May 25 (UPI) -- Shale natural gas serves as a bridge to a low-carbon economy, but it's still a fossil fuel that could contribute to climate risks, a U.N. report round.
The U.S. Energy Information Administration estimates the world total of technically recoverable shale gas reserves is enough to meet 60 year's worth of total global consumption. About half of that total is in five countries, with the United States in the leadership position.
U.S. President Donald Trump has put energy dominance at the top of a national security strategy. The United States became a net gas exporter last year. The super-cooled form of liquid gas, meanwhile, has the ability to increase U.S. leverage overseas by reaching markets typically fed by Russia.
The U.N. Conference on Trade and Development said natural gas could contribute to a "smooth transition" to a low-carbon economy because it emits 40 percent less carbon dioxide per unit of energy produced than coal.
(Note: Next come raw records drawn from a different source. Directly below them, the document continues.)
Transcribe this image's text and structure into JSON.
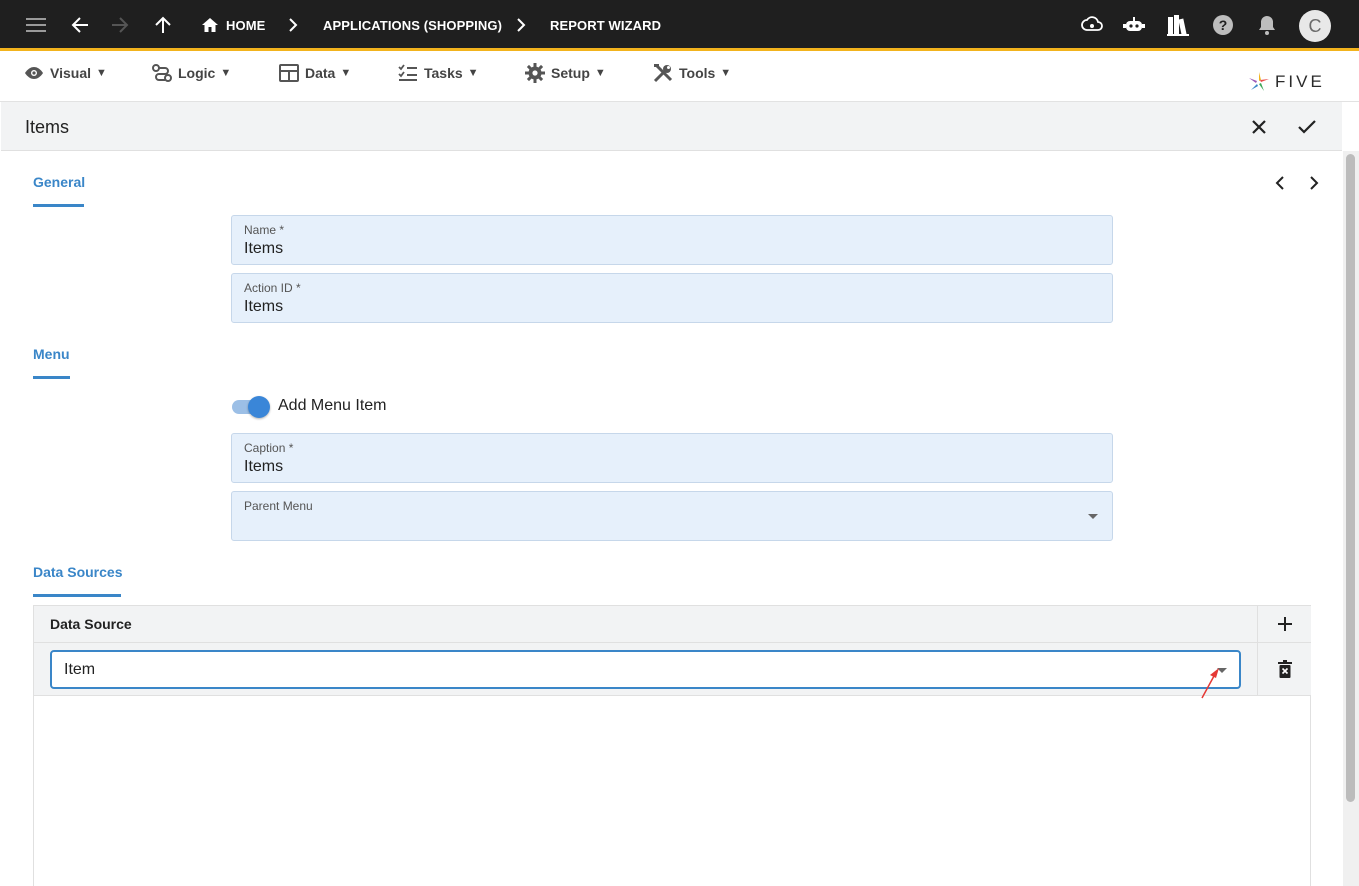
{
  "topbar": {
    "breadcrumbs": [
      {
        "label": "HOME",
        "icon": "home-icon"
      },
      {
        "label": "APPLICATIONS (SHOPPING)"
      },
      {
        "label": "REPORT WIZARD"
      }
    ],
    "avatar_initial": "C",
    "accent_color": "#f2b31d"
  },
  "menubar": {
    "items": [
      {
        "label": "Visual",
        "icon": "eye-icon"
      },
      {
        "label": "Logic",
        "icon": "logic-icon"
      },
      {
        "label": "Data",
        "icon": "table-icon"
      },
      {
        "label": "Tasks",
        "icon": "checklist-icon"
      },
      {
        "label": "Setup",
        "icon": "gear-icon"
      },
      {
        "label": "Tools",
        "icon": "tools-icon"
      }
    ],
    "caret": "▼",
    "logo_text": "FIVE"
  },
  "form": {
    "title": "Items",
    "sections": {
      "general": "General",
      "menu": "Menu",
      "data_sources": "Data Sources"
    },
    "fields": {
      "name": {
        "label": "Name *",
        "value": "Items"
      },
      "action_id": {
        "label": "Action ID *",
        "value": "Items"
      },
      "caption": {
        "label": "Caption *",
        "value": "Items"
      },
      "parent_menu": {
        "label": "Parent Menu",
        "value": ""
      }
    },
    "add_menu_item": {
      "label": "Add Menu Item",
      "checked": true
    },
    "data_source_grid": {
      "column": "Data Source",
      "rows": [
        {
          "value": "Item"
        }
      ]
    },
    "accent_color": "#3a86c8"
  }
}
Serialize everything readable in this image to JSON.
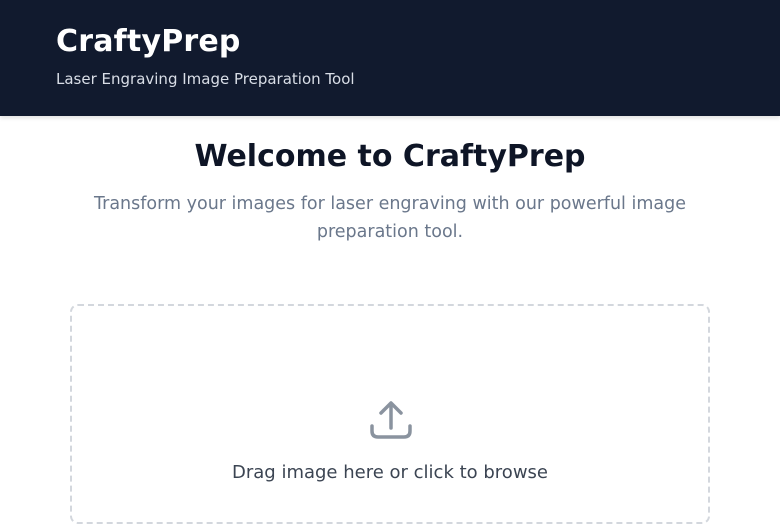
{
  "header": {
    "title": "CraftyPrep",
    "subtitle": "Laser Engraving Image Preparation Tool"
  },
  "main": {
    "welcome_title": "Welcome to CraftyPrep",
    "welcome_description": "Transform your images for laser engraving with our powerful image preparation tool."
  },
  "dropzone": {
    "icon": "upload-icon",
    "label": "Drag image here or click to browse"
  },
  "colors": {
    "header_bg": "#111a2e",
    "title_text": "#0e1526",
    "muted_text": "#6a778b",
    "dropzone_border": "#d3d7dd",
    "icon": "#8a939f"
  }
}
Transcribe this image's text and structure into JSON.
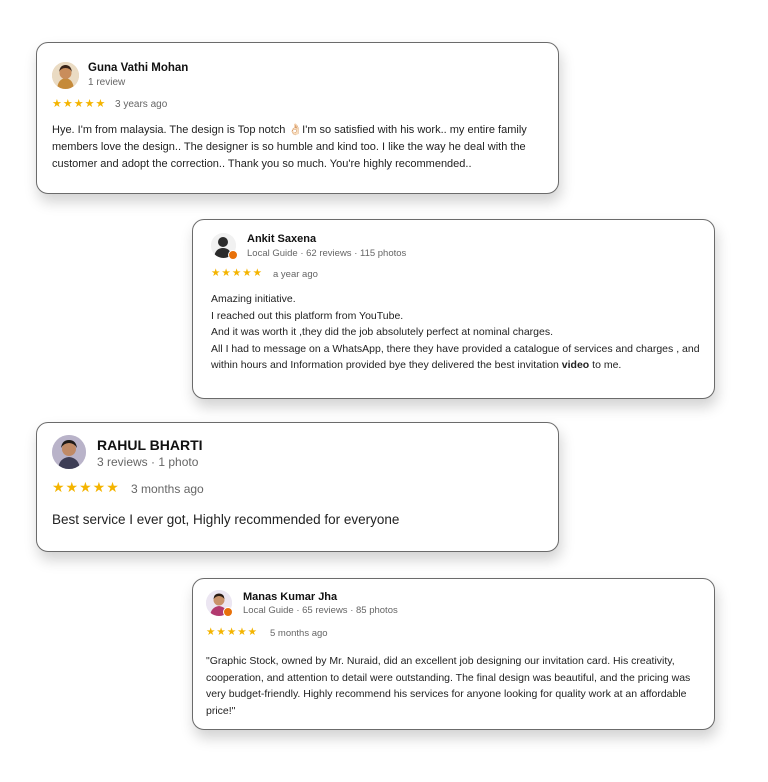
{
  "reviews": [
    {
      "name": "Guna Vathi Mohan",
      "meta": "1 review",
      "stars": "★★★★★",
      "ago": "3 years ago",
      "text": "Hye. I'm from malaysia. The design is Top notch 👌🏻I'm so satisfied with his work.. my entire family members love the design.. The designer is so humble and kind too. I like the way he deal with the customer and adopt the correction.. Thank you so much. You're highly recommended.."
    },
    {
      "name": "Ankit Saxena",
      "meta": "Local Guide · 62 reviews · 115 photos",
      "stars": "★★★★★",
      "ago": "a year ago",
      "lines": [
        "Amazing initiative.",
        "I reached out this platform from YouTube.",
        "And it was worth it ,they did the job absolutely perfect at nominal charges.",
        "All I had to message on a WhatsApp, there they have provided a catalogue of services and charges , and within hours and Information provided bye they delivered the best invitation"
      ],
      "bold_word": "video",
      "tail": " to me."
    },
    {
      "name": "RAHUL BHARTI",
      "meta": "3 reviews · 1 photo",
      "stars": "★★★★★",
      "ago": "3 months ago",
      "text": "Best service I ever got, Highly recommended for everyone"
    },
    {
      "name": "Manas Kumar Jha",
      "meta": "Local Guide · 65 reviews · 85 photos",
      "stars": "★★★★★",
      "ago": "5 months ago",
      "text": "\"Graphic Stock, owned by Mr. Nuraid, did an excellent job designing our invitation card. His creativity, cooperation, and attention to detail were outstanding. The final design was beautiful, and the pricing was very budget-friendly. Highly recommend his services for anyone looking for quality work at an affordable price!\""
    }
  ],
  "colors": {
    "star": "#f4b400",
    "badge": "#e8710a",
    "border": "#6b6b6b"
  }
}
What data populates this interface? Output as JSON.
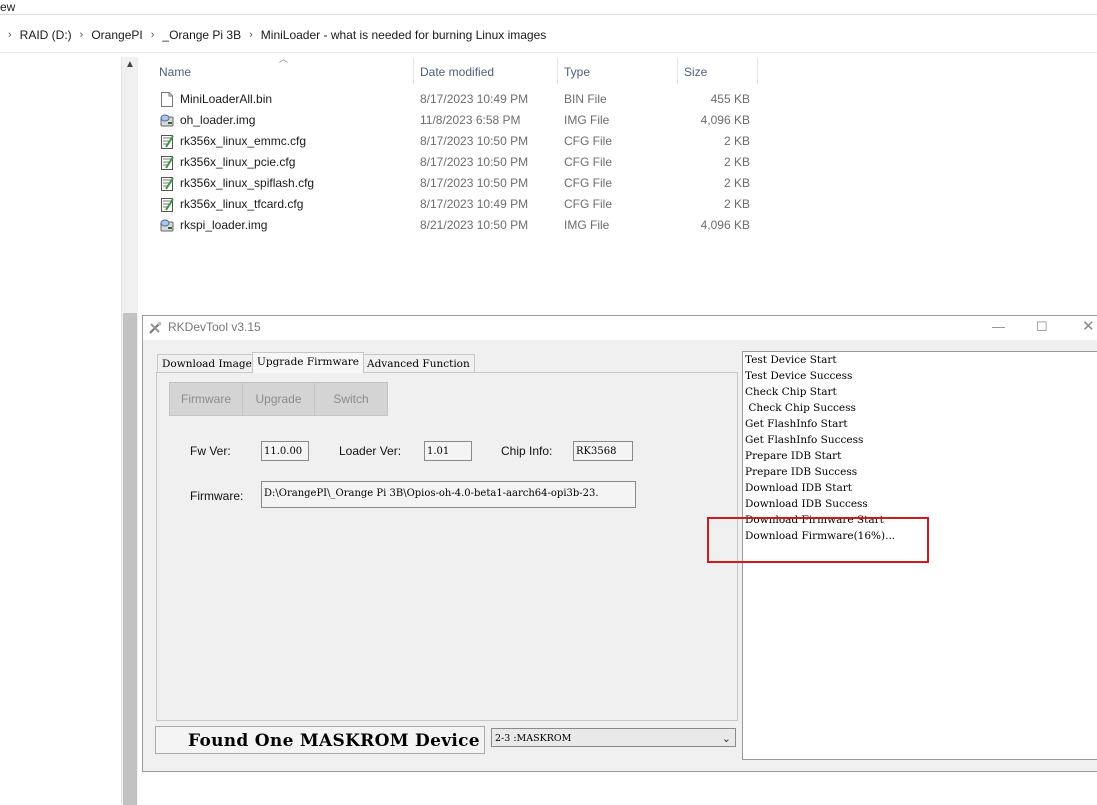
{
  "explorer": {
    "menu_fragment": "ew",
    "breadcrumb": [
      "RAID (D:)",
      "OrangePI",
      "_Orange Pi 3B",
      "MiniLoader - what is needed for burning Linux images"
    ],
    "columns": {
      "name": "Name",
      "date": "Date modified",
      "type": "Type",
      "size": "Size"
    },
    "files": [
      {
        "name": "MiniLoaderAll.bin",
        "date": "8/17/2023 10:49 PM",
        "type": "BIN File",
        "size": "455 KB",
        "icon": "blank-file-icon"
      },
      {
        "name": "oh_loader.img",
        "date": "11/8/2023 6:58 PM",
        "type": "IMG File",
        "size": "4,096 KB",
        "icon": "disk-image-icon"
      },
      {
        "name": "rk356x_linux_emmc.cfg",
        "date": "8/17/2023 10:50 PM",
        "type": "CFG File",
        "size": "2 KB",
        "icon": "config-file-icon"
      },
      {
        "name": "rk356x_linux_pcie.cfg",
        "date": "8/17/2023 10:50 PM",
        "type": "CFG File",
        "size": "2 KB",
        "icon": "config-file-icon"
      },
      {
        "name": "rk356x_linux_spiflash.cfg",
        "date": "8/17/2023 10:50 PM",
        "type": "CFG File",
        "size": "2 KB",
        "icon": "config-file-icon"
      },
      {
        "name": "rk356x_linux_tfcard.cfg",
        "date": "8/17/2023 10:49 PM",
        "type": "CFG File",
        "size": "2 KB",
        "icon": "config-file-icon"
      },
      {
        "name": "rkspi_loader.img",
        "date": "8/21/2023 10:50 PM",
        "type": "IMG File",
        "size": "4,096 KB",
        "icon": "disk-image-icon"
      }
    ]
  },
  "dialog": {
    "title": "RKDevTool v3.15",
    "tabs": [
      "Download Image",
      "Upgrade Firmware",
      "Advanced Function"
    ],
    "active_tab": "Upgrade Firmware",
    "buttons": {
      "firmware": "Firmware",
      "upgrade": "Upgrade",
      "switch": "Switch"
    },
    "fw_ver_label": "Fw Ver:",
    "fw_ver": "11.0.00",
    "loader_ver_label": "Loader Ver:",
    "loader_ver": "1.01",
    "chip_info_label": "Chip Info:",
    "chip_info": "RK3568",
    "firmware_label": "Firmware:",
    "firmware_path": "D:\\OrangePI\\_Orange Pi 3B\\Opios-oh-4.0-beta1-aarch64-opi3b-23.",
    "log": [
      "Test Device Start",
      "Test Device Success",
      "Check Chip Start",
      " Check Chip Success",
      "Get FlashInfo Start",
      "Get FlashInfo Success",
      "Prepare IDB Start",
      "Prepare IDB Success",
      "Download IDB Start",
      "Download IDB Success",
      "Download Firmware Start",
      "Download Firmware(16%)..."
    ],
    "status": "Found One MASKROM Device",
    "device_select": "2-3 :MASKROM"
  },
  "colors": {
    "highlight": "#d11b1b",
    "header_text": "#4c607a"
  }
}
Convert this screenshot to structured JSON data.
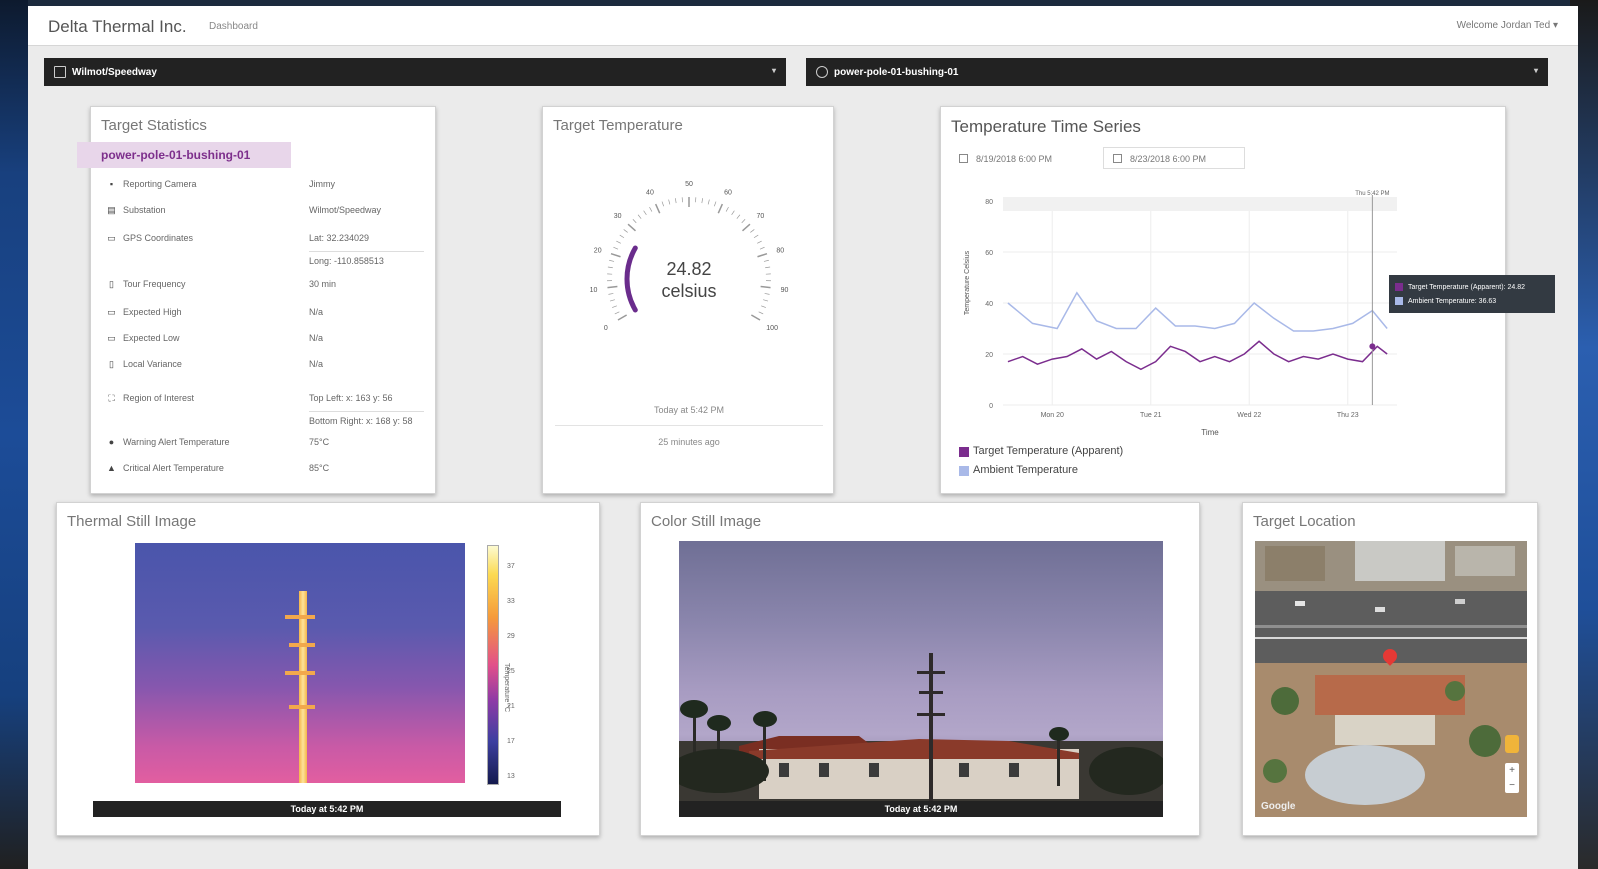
{
  "app": {
    "brand": "Delta Thermal Inc.",
    "crumb": "Dashboard",
    "welcome": "Welcome Jordan Ted"
  },
  "selectors": {
    "substation": "Wilmot/Speedway",
    "target": "power-pole-01-bushing-01"
  },
  "stats": {
    "title": "Target Statistics",
    "target_tag": "power-pole-01-bushing-01",
    "rows": [
      {
        "icon": "camera-icon",
        "label": "Reporting Camera",
        "value": "Jimmy"
      },
      {
        "icon": "building-icon",
        "label": "Substation",
        "value": "Wilmot/Speedway"
      },
      {
        "icon": "globe-icon",
        "label": "GPS Coordinates",
        "value": "Lat: 32.234029",
        "value2": "Long: -110.858513"
      },
      {
        "icon": "clock-icon",
        "label": "Tour Frequency",
        "value": "30 min"
      },
      {
        "icon": "arrow-up-icon",
        "label": "Expected High",
        "value": "N/a"
      },
      {
        "icon": "arrow-down-icon",
        "label": "Expected Low",
        "value": "N/a"
      },
      {
        "icon": "sigma-icon",
        "label": "Local Variance",
        "value": "N/a"
      },
      {
        "icon": "region-icon",
        "label": "Region of Interest",
        "value": "Top Left: x: 163 y: 56",
        "value2": "Bottom Right: x: 168 y: 58"
      },
      {
        "icon": "warning-circle-icon",
        "label": "Warning Alert Temperature",
        "value": "75°C"
      },
      {
        "icon": "warning-triangle-icon",
        "label": "Critical Alert Temperature",
        "value": "85°C"
      }
    ]
  },
  "gauge": {
    "title": "Target Temperature",
    "value": "24.82",
    "unit": "celsius",
    "min": 0,
    "max": 100,
    "ticks": [
      "0",
      "10",
      "20",
      "30",
      "40",
      "50",
      "60",
      "70",
      "80",
      "90",
      "100"
    ],
    "fraction": 0.25,
    "timestamp": "Today at 5:42 PM",
    "ago": "25 minutes ago"
  },
  "timeseries": {
    "title": "Temperature Time Series",
    "start": "8/19/2018 6:00 PM",
    "end": "8/23/2018 6:00 PM",
    "tooltip_time": "Thu 5:42 PM",
    "tooltip_target": "Target Temperature (Apparent): 24.82",
    "tooltip_ambient": "Ambient Temperature: 36.63",
    "legend_target": "Target Temperature (Apparent)",
    "legend_ambient": "Ambient Temperature",
    "color_target": "#7b2d8e",
    "color_ambient": "#a9b9e8"
  },
  "chart_data": {
    "type": "line",
    "xlabel": "Time",
    "ylabel": "Temperature Celsius",
    "ylim": [
      0,
      80
    ],
    "yticks": [
      0,
      20,
      40,
      60,
      80
    ],
    "x_ticks": [
      "Mon 20",
      "Tue 21",
      "Wed 22",
      "Thu 23"
    ],
    "x_range": [
      0,
      4
    ],
    "series": [
      {
        "name": "Ambient Temperature",
        "x": [
          0.05,
          0.3,
          0.55,
          0.75,
          0.95,
          1.15,
          1.35,
          1.55,
          1.75,
          1.95,
          2.15,
          2.35,
          2.55,
          2.75,
          2.95,
          3.15,
          3.35,
          3.55,
          3.75,
          3.9
        ],
        "values": [
          40,
          32,
          30,
          44,
          33,
          30,
          30,
          38,
          31,
          31,
          30,
          32,
          40,
          34,
          29,
          29,
          30,
          32,
          37,
          30
        ]
      },
      {
        "name": "Target Temperature (Apparent)",
        "x": [
          0.05,
          0.2,
          0.35,
          0.5,
          0.65,
          0.8,
          0.95,
          1.1,
          1.25,
          1.4,
          1.55,
          1.7,
          1.85,
          2.0,
          2.15,
          2.3,
          2.45,
          2.6,
          2.75,
          2.9,
          3.05,
          3.2,
          3.35,
          3.5,
          3.65,
          3.8,
          3.9
        ],
        "values": [
          17,
          19,
          16,
          18,
          19,
          22,
          18,
          21,
          17,
          14,
          17,
          23,
          21,
          17,
          19,
          17,
          20,
          25,
          20,
          17,
          19,
          18,
          20,
          18,
          17,
          23,
          20
        ]
      }
    ]
  },
  "thermal": {
    "title": "Thermal Still Image",
    "caption": "Today at 5:42 PM",
    "colorbar_ticks": [
      "37",
      "33",
      "29",
      "25",
      "21",
      "17",
      "13"
    ],
    "colorbar_label": "Temperature °C"
  },
  "color_image": {
    "title": "Color Still Image",
    "caption": "Today at 5:42 PM"
  },
  "location": {
    "title": "Target Location",
    "watermark": "Google"
  }
}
Carbon dioxide is a potent greenhouse gas. The main component of natural gas, however, is methane, which is far more potent than CO2.
UNCTAD Secretary-General Mukhisa Kituyi said shale gas is attractive now, but countries looking to capitalize on the resources should understand the pros and cons.
"Climate change means that all countries must, as a matter of strategic urgency, move away from burning fossil fuels, including shale gas," he said in a statement.
The British economy is looking to capitalize on its shale gas assets as it tries to break away from foreign suppliers. Offshore wind, however, is a growing component of the British energy mix. The United States, for its part, is advancing offshore wind in Atlantic coastal states and the sector is evolving beyond the nascent stage.
Beyond emissions, UNCTAD's report said hydraulic fracturing processes use large volumes of water and carries with it risks of groundwater of surface water contamination. A study from the U.S. Geological Survey, meanwhile, found the disposal of oil and gas-related wastewater is the "primary reason" for an increase in seismic activity in central states like Oklahoma. That process is different from hydraulic fracturing.
The USGS recorded a magnitude-3 tremor on central Oklahoma, home to much of the state's shale natural gas reserves, on Wednesday.